▶ [Website and app data records]:
----------------
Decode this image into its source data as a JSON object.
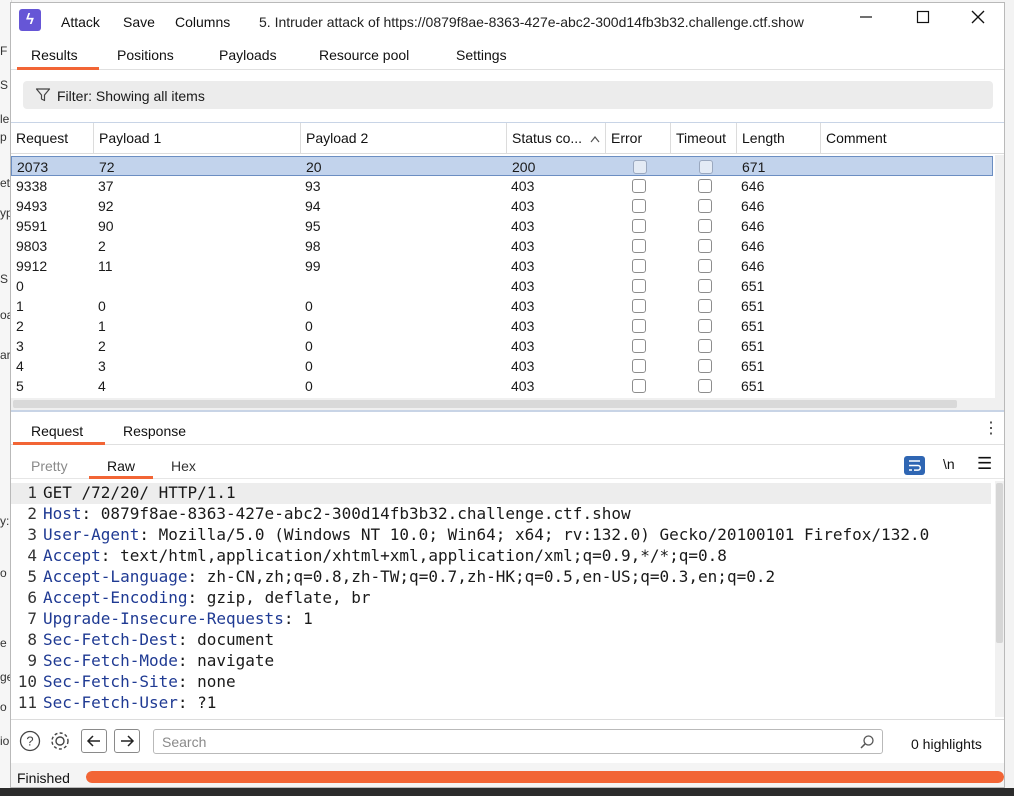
{
  "window": {
    "menu": [
      "Attack",
      "Save",
      "Columns"
    ],
    "title": "5. Intruder attack of https://0879f8ae-8363-427e-abc2-300d14fb3b32.challenge.ctf.show"
  },
  "tabs": [
    "Results",
    "Positions",
    "Payloads",
    "Resource pool",
    "Settings"
  ],
  "filter": {
    "label": "Filter: Showing all items"
  },
  "table": {
    "columns": [
      "Request",
      "Payload 1",
      "Payload 2",
      "Status co...",
      "Error",
      "Timeout",
      "Length",
      "Comment"
    ],
    "rows": [
      {
        "request": "2073",
        "p1": "72",
        "p2": "20",
        "status": "200",
        "length": "671"
      },
      {
        "request": "9338",
        "p1": "37",
        "p2": "93",
        "status": "403",
        "length": "646"
      },
      {
        "request": "9493",
        "p1": "92",
        "p2": "94",
        "status": "403",
        "length": "646"
      },
      {
        "request": "9591",
        "p1": "90",
        "p2": "95",
        "status": "403",
        "length": "646"
      },
      {
        "request": "9803",
        "p1": "2",
        "p2": "98",
        "status": "403",
        "length": "646"
      },
      {
        "request": "9912",
        "p1": "11",
        "p2": "99",
        "status": "403",
        "length": "646"
      },
      {
        "request": "0",
        "p1": "",
        "p2": "",
        "status": "403",
        "length": "651"
      },
      {
        "request": "1",
        "p1": "0",
        "p2": "0",
        "status": "403",
        "length": "651"
      },
      {
        "request": "2",
        "p1": "1",
        "p2": "0",
        "status": "403",
        "length": "651"
      },
      {
        "request": "3",
        "p1": "2",
        "p2": "0",
        "status": "403",
        "length": "651"
      },
      {
        "request": "4",
        "p1": "3",
        "p2": "0",
        "status": "403",
        "length": "651"
      },
      {
        "request": "5",
        "p1": "4",
        "p2": "0",
        "status": "403",
        "length": "651"
      }
    ]
  },
  "rr_tabs": [
    "Request",
    "Response"
  ],
  "view_tabs": [
    "Pretty",
    "Raw",
    "Hex"
  ],
  "newline_toggle": "\\n",
  "editor": {
    "lines": [
      {
        "num": "1",
        "name": "",
        "value": "GET /72/20/ HTTP/1.1"
      },
      {
        "num": "2",
        "name": "Host",
        "value": ": 0879f8ae-8363-427e-abc2-300d14fb3b32.challenge.ctf.show"
      },
      {
        "num": "3",
        "name": "User-Agent",
        "value": ": Mozilla/5.0 (Windows NT 10.0; Win64; x64; rv:132.0) Gecko/20100101 Firefox/132.0"
      },
      {
        "num": "4",
        "name": "Accept",
        "value": ": text/html,application/xhtml+xml,application/xml;q=0.9,*/*;q=0.8"
      },
      {
        "num": "5",
        "name": "Accept-Language",
        "value": ": zh-CN,zh;q=0.8,zh-TW;q=0.7,zh-HK;q=0.5,en-US;q=0.3,en;q=0.2"
      },
      {
        "num": "6",
        "name": "Accept-Encoding",
        "value": ": gzip, deflate, br"
      },
      {
        "num": "7",
        "name": "Upgrade-Insecure-Requests",
        "value": ": 1"
      },
      {
        "num": "8",
        "name": "Sec-Fetch-Dest",
        "value": ": document"
      },
      {
        "num": "9",
        "name": "Sec-Fetch-Mode",
        "value": ": navigate"
      },
      {
        "num": "10",
        "name": "Sec-Fetch-Site",
        "value": ": none"
      },
      {
        "num": "11",
        "name": "Sec-Fetch-User",
        "value": ": ?1"
      }
    ]
  },
  "search": {
    "placeholder": "Search",
    "highlights": "0 highlights"
  },
  "status": {
    "text": "Finished",
    "progress": 1.0
  },
  "colors": {
    "accent": "#f26535",
    "selection": "#c2d3ec",
    "header_name": "#1f3a93",
    "logo": "#6656d6"
  }
}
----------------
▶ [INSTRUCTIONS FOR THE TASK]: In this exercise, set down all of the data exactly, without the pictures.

▶ [ANSWER BELOW]:
Decode this image into its source data as a JSON object.
{
  "window": {
    "menu": [
      "Attack",
      "Save",
      "Columns"
    ],
    "title": "5. Intruder attack of https://0879f8ae-8363-427e-abc2-300d14fb3b32.challenge.ctf.show"
  },
  "tabs": [
    "Results",
    "Positions",
    "Payloads",
    "Resource pool",
    "Settings"
  ],
  "filter": {
    "label": "Filter: Showing all items"
  },
  "table": {
    "columns": [
      "Request",
      "Payload 1",
      "Payload 2",
      "Status co...",
      "Error",
      "Timeout",
      "Length",
      "Comment"
    ],
    "rows": [
      {
        "request": "2073",
        "p1": "72",
        "p2": "20",
        "status": "200",
        "length": "671"
      },
      {
        "request": "9338",
        "p1": "37",
        "p2": "93",
        "status": "403",
        "length": "646"
      },
      {
        "request": "9493",
        "p1": "92",
        "p2": "94",
        "status": "403",
        "length": "646"
      },
      {
        "request": "9591",
        "p1": "90",
        "p2": "95",
        "status": "403",
        "length": "646"
      },
      {
        "request": "9803",
        "p1": "2",
        "p2": "98",
        "status": "403",
        "length": "646"
      },
      {
        "request": "9912",
        "p1": "11",
        "p2": "99",
        "status": "403",
        "length": "646"
      },
      {
        "request": "0",
        "p1": "",
        "p2": "",
        "status": "403",
        "length": "651"
      },
      {
        "request": "1",
        "p1": "0",
        "p2": "0",
        "status": "403",
        "length": "651"
      },
      {
        "request": "2",
        "p1": "1",
        "p2": "0",
        "status": "403",
        "length": "651"
      },
      {
        "request": "3",
        "p1": "2",
        "p2": "0",
        "status": "403",
        "length": "651"
      },
      {
        "request": "4",
        "p1": "3",
        "p2": "0",
        "status": "403",
        "length": "651"
      },
      {
        "request": "5",
        "p1": "4",
        "p2": "0",
        "status": "403",
        "length": "651"
      }
    ]
  },
  "rr_tabs": [
    "Request",
    "Response"
  ],
  "view_tabs": [
    "Pretty",
    "Raw",
    "Hex"
  ],
  "newline_toggle": "\\n",
  "editor": {
    "lines": [
      {
        "num": "1",
        "name": "",
        "value": "GET /72/20/ HTTP/1.1"
      },
      {
        "num": "2",
        "name": "Host",
        "value": ": 0879f8ae-8363-427e-abc2-300d14fb3b32.challenge.ctf.show"
      },
      {
        "num": "3",
        "name": "User-Agent",
        "value": ": Mozilla/5.0 (Windows NT 10.0; Win64; x64; rv:132.0) Gecko/20100101 Firefox/132.0"
      },
      {
        "num": "4",
        "name": "Accept",
        "value": ": text/html,application/xhtml+xml,application/xml;q=0.9,*/*;q=0.8"
      },
      {
        "num": "5",
        "name": "Accept-Language",
        "value": ": zh-CN,zh;q=0.8,zh-TW;q=0.7,zh-HK;q=0.5,en-US;q=0.3,en;q=0.2"
      },
      {
        "num": "6",
        "name": "Accept-Encoding",
        "value": ": gzip, deflate, br"
      },
      {
        "num": "7",
        "name": "Upgrade-Insecure-Requests",
        "value": ": 1"
      },
      {
        "num": "8",
        "name": "Sec-Fetch-Dest",
        "value": ": document"
      },
      {
        "num": "9",
        "name": "Sec-Fetch-Mode",
        "value": ": navigate"
      },
      {
        "num": "10",
        "name": "Sec-Fetch-Site",
        "value": ": none"
      },
      {
        "num": "11",
        "name": "Sec-Fetch-User",
        "value": ": ?1"
      }
    ]
  },
  "search": {
    "placeholder": "Search",
    "highlights": "0 highlights"
  },
  "status": {
    "text": "Finished",
    "progress": 1.0
  },
  "colors": {
    "accent": "#f26535",
    "selection": "#c2d3ec",
    "header_name": "#1f3a93",
    "logo": "#6656d6"
  }
}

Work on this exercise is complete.